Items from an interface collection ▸
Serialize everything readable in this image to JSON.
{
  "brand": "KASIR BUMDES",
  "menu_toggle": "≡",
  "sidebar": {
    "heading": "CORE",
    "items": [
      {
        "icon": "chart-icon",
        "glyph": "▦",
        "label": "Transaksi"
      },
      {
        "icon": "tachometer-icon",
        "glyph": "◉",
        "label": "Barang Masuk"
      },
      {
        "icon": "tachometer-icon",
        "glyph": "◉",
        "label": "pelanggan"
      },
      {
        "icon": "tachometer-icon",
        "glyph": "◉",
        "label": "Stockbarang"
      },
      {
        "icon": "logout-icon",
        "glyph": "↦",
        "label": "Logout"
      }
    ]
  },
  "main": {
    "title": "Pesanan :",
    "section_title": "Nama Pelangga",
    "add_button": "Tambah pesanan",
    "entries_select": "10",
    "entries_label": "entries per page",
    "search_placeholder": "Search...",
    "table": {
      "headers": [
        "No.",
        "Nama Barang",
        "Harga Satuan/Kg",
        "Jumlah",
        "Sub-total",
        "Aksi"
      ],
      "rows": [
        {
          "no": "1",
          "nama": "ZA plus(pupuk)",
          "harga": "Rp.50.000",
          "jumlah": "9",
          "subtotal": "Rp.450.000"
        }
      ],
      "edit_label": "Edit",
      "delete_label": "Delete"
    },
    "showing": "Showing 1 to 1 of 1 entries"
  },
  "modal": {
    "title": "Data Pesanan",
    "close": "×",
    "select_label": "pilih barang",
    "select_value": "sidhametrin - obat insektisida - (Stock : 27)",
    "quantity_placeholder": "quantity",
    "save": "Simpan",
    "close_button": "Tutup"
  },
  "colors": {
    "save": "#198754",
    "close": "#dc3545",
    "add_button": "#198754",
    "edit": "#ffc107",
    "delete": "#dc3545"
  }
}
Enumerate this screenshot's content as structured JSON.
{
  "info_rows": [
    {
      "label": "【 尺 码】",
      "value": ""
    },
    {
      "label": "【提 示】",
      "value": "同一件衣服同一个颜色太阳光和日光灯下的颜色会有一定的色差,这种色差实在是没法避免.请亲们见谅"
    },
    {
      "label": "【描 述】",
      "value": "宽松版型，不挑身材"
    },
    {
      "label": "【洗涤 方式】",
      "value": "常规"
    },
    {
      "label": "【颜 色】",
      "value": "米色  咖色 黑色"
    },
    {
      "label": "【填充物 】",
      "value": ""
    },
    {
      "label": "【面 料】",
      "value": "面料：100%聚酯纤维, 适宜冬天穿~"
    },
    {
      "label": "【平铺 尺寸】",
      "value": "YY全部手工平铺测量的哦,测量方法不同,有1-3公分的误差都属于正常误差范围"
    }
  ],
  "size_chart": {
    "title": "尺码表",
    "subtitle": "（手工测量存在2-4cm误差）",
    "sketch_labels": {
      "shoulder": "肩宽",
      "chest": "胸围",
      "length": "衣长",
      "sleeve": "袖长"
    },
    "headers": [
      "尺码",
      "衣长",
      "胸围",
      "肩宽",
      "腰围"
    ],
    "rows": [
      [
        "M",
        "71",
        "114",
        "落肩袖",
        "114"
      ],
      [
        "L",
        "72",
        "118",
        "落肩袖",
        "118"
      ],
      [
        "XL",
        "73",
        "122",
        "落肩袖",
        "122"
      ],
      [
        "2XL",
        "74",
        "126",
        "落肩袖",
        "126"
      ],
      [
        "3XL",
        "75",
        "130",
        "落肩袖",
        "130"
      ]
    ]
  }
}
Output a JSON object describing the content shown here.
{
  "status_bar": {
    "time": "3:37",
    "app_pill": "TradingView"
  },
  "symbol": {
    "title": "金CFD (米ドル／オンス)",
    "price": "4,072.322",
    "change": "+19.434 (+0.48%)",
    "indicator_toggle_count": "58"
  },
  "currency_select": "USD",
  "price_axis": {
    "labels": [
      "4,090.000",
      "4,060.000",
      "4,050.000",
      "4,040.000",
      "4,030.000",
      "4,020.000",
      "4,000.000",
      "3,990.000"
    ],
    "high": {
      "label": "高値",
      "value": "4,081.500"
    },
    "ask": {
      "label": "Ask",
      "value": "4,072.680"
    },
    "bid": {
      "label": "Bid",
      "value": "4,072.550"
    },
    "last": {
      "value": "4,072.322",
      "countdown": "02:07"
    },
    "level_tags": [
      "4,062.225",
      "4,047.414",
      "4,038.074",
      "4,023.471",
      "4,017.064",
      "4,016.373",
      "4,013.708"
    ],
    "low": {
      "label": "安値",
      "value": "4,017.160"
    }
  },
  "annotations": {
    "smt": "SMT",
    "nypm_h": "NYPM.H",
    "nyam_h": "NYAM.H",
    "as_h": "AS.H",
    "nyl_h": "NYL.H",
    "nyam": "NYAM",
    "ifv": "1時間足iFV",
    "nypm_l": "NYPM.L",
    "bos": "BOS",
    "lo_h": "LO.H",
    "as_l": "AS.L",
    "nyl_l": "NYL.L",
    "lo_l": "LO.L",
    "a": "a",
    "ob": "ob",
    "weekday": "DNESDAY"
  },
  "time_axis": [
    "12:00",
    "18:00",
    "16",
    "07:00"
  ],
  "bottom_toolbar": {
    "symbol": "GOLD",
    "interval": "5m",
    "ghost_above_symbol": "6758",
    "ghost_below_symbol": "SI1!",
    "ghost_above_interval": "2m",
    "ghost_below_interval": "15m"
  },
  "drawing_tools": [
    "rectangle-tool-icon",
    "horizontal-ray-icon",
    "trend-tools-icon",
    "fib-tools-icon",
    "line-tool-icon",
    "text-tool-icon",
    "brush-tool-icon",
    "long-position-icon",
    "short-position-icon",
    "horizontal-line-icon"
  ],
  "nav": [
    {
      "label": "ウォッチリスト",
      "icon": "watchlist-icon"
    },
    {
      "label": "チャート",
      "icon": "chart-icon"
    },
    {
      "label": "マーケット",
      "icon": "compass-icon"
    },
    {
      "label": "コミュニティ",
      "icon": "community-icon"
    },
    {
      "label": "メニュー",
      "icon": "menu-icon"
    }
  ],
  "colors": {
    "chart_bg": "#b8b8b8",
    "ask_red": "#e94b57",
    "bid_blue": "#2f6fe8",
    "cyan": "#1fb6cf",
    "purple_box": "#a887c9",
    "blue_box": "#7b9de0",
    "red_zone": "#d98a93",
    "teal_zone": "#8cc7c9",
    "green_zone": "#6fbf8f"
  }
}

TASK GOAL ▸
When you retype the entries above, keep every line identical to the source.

EXERCISE SOLUTION ▸
Serialize everything readable in this image to JSON.
{
  "brand": "KASIR BUMDES",
  "menu_toggle": "≡",
  "sidebar": {
    "heading": "CORE",
    "items": [
      {
        "icon": "chart-icon",
        "glyph": "▦",
        "label": "Transaksi"
      },
      {
        "icon": "tachometer-icon",
        "glyph": "◉",
        "label": "Barang Masuk"
      },
      {
        "icon": "tachometer-icon",
        "glyph": "◉",
        "label": "pelanggan"
      },
      {
        "icon": "tachometer-icon",
        "glyph": "◉",
        "label": "Stockbarang"
      },
      {
        "icon": "logout-icon",
        "glyph": "↦",
        "label": "Logout"
      }
    ]
  },
  "main": {
    "title": "Pesanan :",
    "section_title": "Nama Pelangga",
    "add_button": "Tambah pesanan",
    "entries_select": "10",
    "entries_label": "entries per page",
    "search_placeholder": "Search...",
    "table": {
      "headers": [
        "No.",
        "Nama Barang",
        "Harga Satuan/Kg",
        "Jumlah",
        "Sub-total",
        "Aksi"
      ],
      "rows": [
        {
          "no": "1",
          "nama": "ZA plus(pupuk)",
          "harga": "Rp.50.000",
          "jumlah": "9",
          "subtotal": "Rp.450.000"
        }
      ],
      "edit_label": "Edit",
      "delete_label": "Delete"
    },
    "showing": "Showing 1 to 1 of 1 entries"
  },
  "modal": {
    "title": "Data Pesanan",
    "close": "×",
    "select_label": "pilih barang",
    "select_value": "sidhametrin - obat insektisida - (Stock : 27)",
    "quantity_placeholder": "quantity",
    "save": "Simpan",
    "close_button": "Tutup"
  },
  "colors": {
    "save": "#198754",
    "close": "#dc3545",
    "add_button": "#198754",
    "edit": "#ffc107",
    "delete": "#dc3545"
  }
}
Enumerate this screenshot's content as structured JSON.
{
  "info_rows": [
    {
      "label": "【 尺 码】",
      "value": ""
    },
    {
      "label": "【提 示】",
      "value": "同一件衣服同一个颜色太阳光和日光灯下的颜色会有一定的色差,这种色差实在是没法避免.请亲们见谅"
    },
    {
      "label": "【描 述】",
      "value": "宽松版型，不挑身材"
    },
    {
      "label": "【洗涤 方式】",
      "value": "常规"
    },
    {
      "label": "【颜 色】",
      "value": "米色  咖色 黑色"
    },
    {
      "label": "【填充物 】",
      "value": ""
    },
    {
      "label": "【面 料】",
      "value": "面料：100%聚酯纤维, 适宜冬天穿~"
    },
    {
      "label": "【平铺 尺寸】",
      "value": "YY全部手工平铺测量的哦,测量方法不同,有1-3公分的误差都属于正常误差范围"
    }
  ],
  "size_chart": {
    "title": "尺码表",
    "subtitle": "（手工测量存在2-4cm误差）",
    "sketch_labels": {
      "shoulder": "肩宽",
      "chest": "胸围",
      "length": "衣长",
      "sleeve": "袖长"
    },
    "headers": [
      "尺码",
      "衣长",
      "胸围",
      "肩宽",
      "腰围"
    ],
    "rows": [
      [
        "M",
        "71",
        "114",
        "落肩袖",
        "114"
      ],
      [
        "L",
        "72",
        "118",
        "落肩袖",
        "118"
      ],
      [
        "XL",
        "73",
        "122",
        "落肩袖",
        "122"
      ],
      [
        "2XL",
        "74",
        "126",
        "落肩袖",
        "126"
      ],
      [
        "3XL",
        "75",
        "130",
        "落肩袖",
        "130"
      ]
    ]
  }
}
Output a JSON object describing the content shown here.
{
  "status_bar": {
    "time": "3:37",
    "app_pill": "TradingView"
  },
  "symbol": {
    "title": "金CFD (米ドル／オンス)",
    "price": "4,072.322",
    "change": "+19.434 (+0.48%)",
    "indicator_toggle_count": "58"
  },
  "currency_select": "USD",
  "price_axis": {
    "labels": [
      "4,090.000",
      "4,060.000",
      "4,050.000",
      "4,040.000",
      "4,030.000",
      "4,020.000",
      "4,000.000",
      "3,990.000"
    ],
    "high": {
      "label": "高値",
      "value": "4,081.500"
    },
    "ask": {
      "label": "Ask",
      "value": "4,072.680"
    },
    "bid": {
      "label": "Bid",
      "value": "4,072.550"
    },
    "last": {
      "value": "4,072.322",
      "countdown": "02:07"
    },
    "level_tags": [
      "4,062.225",
      "4,047.414",
      "4,038.074",
      "4,023.471",
      "4,017.064",
      "4,016.373",
      "4,013.708"
    ],
    "low": {
      "label": "安値",
      "value": "4,017.160"
    }
  },
  "annotations": {
    "smt": "SMT",
    "nypm_h": "NYPM.H",
    "nyam_h": "NYAM.H",
    "as_h": "AS.H",
    "nyl_h": "NYL.H",
    "nyam": "NYAM",
    "ifv": "1時間足iFV",
    "nypm_l": "NYPM.L",
    "bos": "BOS",
    "lo_h": "LO.H",
    "as_l": "AS.L",
    "nyl_l": "NYL.L",
    "lo_l": "LO.L",
    "a": "a",
    "ob": "ob",
    "weekday": "DNESDAY"
  },
  "time_axis": [
    "12:00",
    "18:00",
    "16",
    "07:00"
  ],
  "bottom_toolbar": {
    "symbol": "GOLD",
    "interval": "5m",
    "ghost_above_symbol": "6758",
    "ghost_below_symbol": "SI1!",
    "ghost_above_interval": "2m",
    "ghost_below_interval": "15m"
  },
  "drawing_tools": [
    "rectangle-tool-icon",
    "horizontal-ray-icon",
    "trend-tools-icon",
    "fib-tools-icon",
    "line-tool-icon",
    "text-tool-icon",
    "brush-tool-icon",
    "long-position-icon",
    "short-position-icon",
    "horizontal-line-icon"
  ],
  "nav": [
    {
      "label": "ウォッチリスト",
      "icon": "watchlist-icon"
    },
    {
      "label": "チャート",
      "icon": "chart-icon"
    },
    {
      "label": "マーケット",
      "icon": "compass-icon"
    },
    {
      "label": "コミュニティ",
      "icon": "community-icon"
    },
    {
      "label": "メニュー",
      "icon": "menu-icon"
    }
  ],
  "colors": {
    "chart_bg": "#b8b8b8",
    "ask_red": "#e94b57",
    "bid_blue": "#2f6fe8",
    "cyan": "#1fb6cf",
    "purple_box": "#a887c9",
    "blue_box": "#7b9de0",
    "red_zone": "#d98a93",
    "teal_zone": "#8cc7c9",
    "green_zone": "#6fbf8f"
  }
}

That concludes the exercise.